Data for this task START

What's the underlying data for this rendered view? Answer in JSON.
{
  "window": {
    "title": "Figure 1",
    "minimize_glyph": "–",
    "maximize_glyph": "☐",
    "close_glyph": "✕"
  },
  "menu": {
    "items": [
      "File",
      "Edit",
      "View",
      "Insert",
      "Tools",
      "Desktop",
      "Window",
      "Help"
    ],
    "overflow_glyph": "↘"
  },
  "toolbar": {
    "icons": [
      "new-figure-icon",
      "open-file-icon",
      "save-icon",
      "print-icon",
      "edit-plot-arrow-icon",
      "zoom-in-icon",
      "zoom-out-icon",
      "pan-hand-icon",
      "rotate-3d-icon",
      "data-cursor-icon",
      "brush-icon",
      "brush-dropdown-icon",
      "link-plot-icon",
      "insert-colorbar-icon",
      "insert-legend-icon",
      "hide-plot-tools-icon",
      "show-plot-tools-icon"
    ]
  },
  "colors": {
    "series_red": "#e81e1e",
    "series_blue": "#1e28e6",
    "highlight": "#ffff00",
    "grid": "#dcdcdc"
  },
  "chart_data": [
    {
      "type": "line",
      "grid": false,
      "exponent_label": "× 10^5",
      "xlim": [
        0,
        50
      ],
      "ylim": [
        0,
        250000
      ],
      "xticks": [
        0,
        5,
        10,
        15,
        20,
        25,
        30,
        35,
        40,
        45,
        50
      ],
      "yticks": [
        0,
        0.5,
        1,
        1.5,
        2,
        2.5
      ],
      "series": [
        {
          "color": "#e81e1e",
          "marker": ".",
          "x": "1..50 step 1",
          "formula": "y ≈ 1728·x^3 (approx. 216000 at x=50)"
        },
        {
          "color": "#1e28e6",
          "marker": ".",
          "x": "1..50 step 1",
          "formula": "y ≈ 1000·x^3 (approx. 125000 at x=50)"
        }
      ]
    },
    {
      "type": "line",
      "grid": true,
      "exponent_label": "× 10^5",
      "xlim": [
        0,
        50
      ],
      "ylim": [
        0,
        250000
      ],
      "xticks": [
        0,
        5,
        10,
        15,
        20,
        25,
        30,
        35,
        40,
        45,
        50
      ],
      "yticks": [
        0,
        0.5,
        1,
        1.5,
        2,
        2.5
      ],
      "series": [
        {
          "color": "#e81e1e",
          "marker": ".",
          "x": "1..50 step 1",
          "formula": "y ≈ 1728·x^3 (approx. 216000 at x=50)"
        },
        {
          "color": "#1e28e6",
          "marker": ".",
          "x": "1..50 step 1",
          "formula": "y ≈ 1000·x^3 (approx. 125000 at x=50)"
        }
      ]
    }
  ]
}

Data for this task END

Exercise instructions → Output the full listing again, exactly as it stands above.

Solution to the problem →
What's the underlying data for this rendered view? Answer in JSON.
{
  "window": {
    "title": "Figure 1",
    "minimize_glyph": "–",
    "maximize_glyph": "☐",
    "close_glyph": "✕"
  },
  "menu": {
    "items": [
      "File",
      "Edit",
      "View",
      "Insert",
      "Tools",
      "Desktop",
      "Window",
      "Help"
    ],
    "overflow_glyph": "↘"
  },
  "toolbar": {
    "icons": [
      "new-figure-icon",
      "open-file-icon",
      "save-icon",
      "print-icon",
      "edit-plot-arrow-icon",
      "zoom-in-icon",
      "zoom-out-icon",
      "pan-hand-icon",
      "rotate-3d-icon",
      "data-cursor-icon",
      "brush-icon",
      "brush-dropdown-icon",
      "link-plot-icon",
      "insert-colorbar-icon",
      "insert-legend-icon",
      "hide-plot-tools-icon",
      "show-plot-tools-icon"
    ]
  },
  "colors": {
    "series_red": "#e81e1e",
    "series_blue": "#1e28e6",
    "highlight": "#ffff00",
    "grid": "#dcdcdc"
  },
  "chart_data": [
    {
      "type": "line",
      "grid": false,
      "exponent_label": "× 10^5",
      "xlim": [
        0,
        50
      ],
      "ylim": [
        0,
        250000
      ],
      "xticks": [
        0,
        5,
        10,
        15,
        20,
        25,
        30,
        35,
        40,
        45,
        50
      ],
      "yticks": [
        0,
        0.5,
        1,
        1.5,
        2,
        2.5
      ],
      "series": [
        {
          "color": "#e81e1e",
          "marker": ".",
          "x": "1..50 step 1",
          "formula": "y ≈ 1728·x^3 (approx. 216000 at x=50)"
        },
        {
          "color": "#1e28e6",
          "marker": ".",
          "x": "1..50 step 1",
          "formula": "y ≈ 1000·x^3 (approx. 125000 at x=50)"
        }
      ]
    },
    {
      "type": "line",
      "grid": true,
      "exponent_label": "× 10^5",
      "xlim": [
        0,
        50
      ],
      "ylim": [
        0,
        250000
      ],
      "xticks": [
        0,
        5,
        10,
        15,
        20,
        25,
        30,
        35,
        40,
        45,
        50
      ],
      "yticks": [
        0,
        0.5,
        1,
        1.5,
        2,
        2.5
      ],
      "series": [
        {
          "color": "#e81e1e",
          "marker": ".",
          "x": "1..50 step 1",
          "formula": "y ≈ 1728·x^3 (approx. 216000 at x=50)"
        },
        {
          "color": "#1e28e6",
          "marker": ".",
          "x": "1..50 step 1",
          "formula": "y ≈ 1000·x^3 (approx. 125000 at x=50)"
        }
      ]
    }
  ]
}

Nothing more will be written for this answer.